Since 2016, Ruoyi Jiang has been a leader within the retail space of her Chinatown community, seeking to beat xenophobia through accessibility and education. The quintessential boutique retail space Chop Suey Club on Hester Street highlights new, modernly fresh designs from young Chinese creatives like Fengyi Tan, Yueqi Qi, Percy Lau, and artist John Yuyi. Through Chop Suey Club, Jiang helps curate unique, yet essential pieces that range from the fashion on your back to the lifestyle items in the kitchen. The storefront’s online presence also seeks to inform audiences about the cultural significance of historic images, important leaders and key pieces within Chinese culture like jade, lantern festivals, mahjong and more. We spoke to Jiang about how she first started in fashion, how the past year under lockdown has been for her business, and how the Chinatown community quickly came together and persevered.
Why did you first get started in retail and did you have any mentors in the space?
I started Chop Suey Club in 2015, and the storefront officially opened in 2016. I never had any prior retail experience except a visual merchandising gig at DKNY. Every season change, DKNY would assemble crews to change all the flagship stores’ merchandise overnight. I worked this job a few times, so it taught me a lot about displaying clothes. I do consider all the Chinatown mom & pop shops my mentors. I guess if they can do it, there’s no reason I can’t, right?

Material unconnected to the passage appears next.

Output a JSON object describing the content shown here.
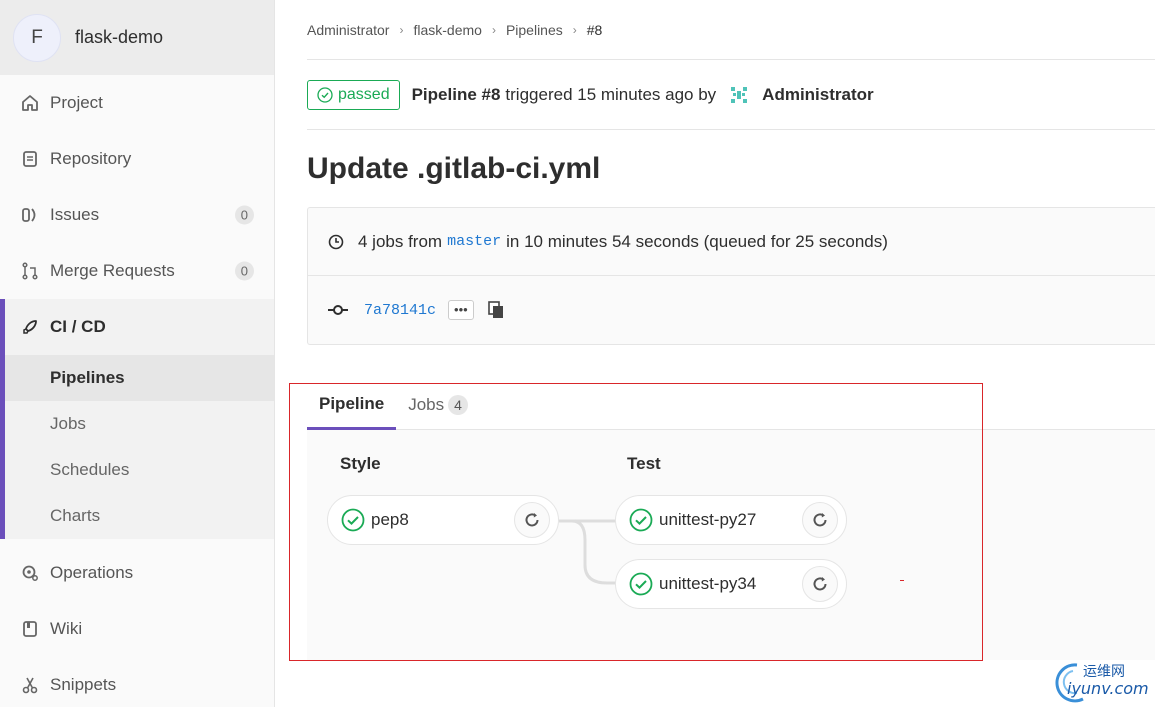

What is the significance of Chop Suey Club and how did you first settle upon the name?
Chop Suey Club came from a few different places. Chop suey is the first Chinese American dish invented by early Chinese immigrants to cater to the American palate, it was synonymous to Chinese food in the US; as more varieties of Chinese cuisines came to the US, chop suey is slowly fading out of menus. Chop suey to me is a symbol of cultural integration. The “Club” part was inspired by the novel Joy Luck Club; I love the idea of a social club where people get together to play mahjong and talk about their lives. Overall, Chop Suey Club is a commemoration of Chinese immigration history and an aspiration for a more culturally integrated future.
How did the pandemic affect your business and what was the best asset for you in the past year of quarantine?
Not being able to open our store really hurt our sales, especially fashion sales, but it also made us see the weaknesses in the business. Very quickly we noticed the problems in our eCommerce, so we spent quite some time to improve them. Now our online site and presence is doing much better.
I’d say our best asset was our loyal customers and followers. Throughout the quarantine, our customers continued to make purchases and check-in on us (thank you!) on social media. There was a time when we considered closing the physical store, but every time we heard people say how much they love our store, we just felt like we need to keep going. People’s love and support has been the biggest asset to us.
What’s your curation process for buying contemporary Chinese pieces?
The curation is centered around building a lifestyle that is deeply rooted in Chinese tradition yet distinctly modern. I’m looking for things that embody certain ideas or values in a new design language, something retro-futuristic that helps me to look at the past and the future at the same time. I’m looking for contemporary pieces that will become modern classics, things that will inspire me every time I look at it. With that being said, I much prefer designs at a premium level than luxury, because I want more people to be able to access them. So it’s a balance.
What have been some defining career moments for you?
Everyday there’s a defining moment for me (haha)! Like right now I have to define what this career is for me as a business owner. As Chop continues to grow, my role in the company evolves as well. So I have to decide what I wanna do for my business and what’s the most value I can bring for Chop. Do I want to be more on the creative side or the business side?
What do you want your customers to experience when interacting with Chop Suey Club?
I want customers to feel like they are exploring, having fun, but also feel like they have a chance to connect with something meaningful in Chinese culture.
How has the Chinatown retail community supported each other in the past year?
The community really suffered huge losses but also really came together and persevered. The older businesses that primarily relied on foot traffic suffered the most, so many younger Asian-owned businesses and grass-root organizations used their social influences to get people to support the older businesses. We did a food and baijiu pairing series to showcase some of the authentic spots in Chinatown. We tried to show people what’s open and available in Chinatown. Many brands came up with merchandise for sale and sent proceeds to organizations that helped Chinatown to sustain. Bloggers, writers, artists, entertainers, influencers all pitched in their effort. There were even restaurants delivering free meals to seniors. The community and the businesses supported each other back.
What can the retail industry do to improve inclusion?
Maybe we need to think about diversity as a necessary difference we need to innovate. Like two matchsticks do not create fire but a matchstick and a matchbox can, you know? Maybe a new perspective can inspire companies to explore new areas that are equally doing good. Also, there are just going to be more mixed raced kids in the future, so how can you not go towards a more racially diverse direction?
If you could give your younger self advice, what would it be?
Think about the lifestyle you want to have first, and then think about the career that can support it.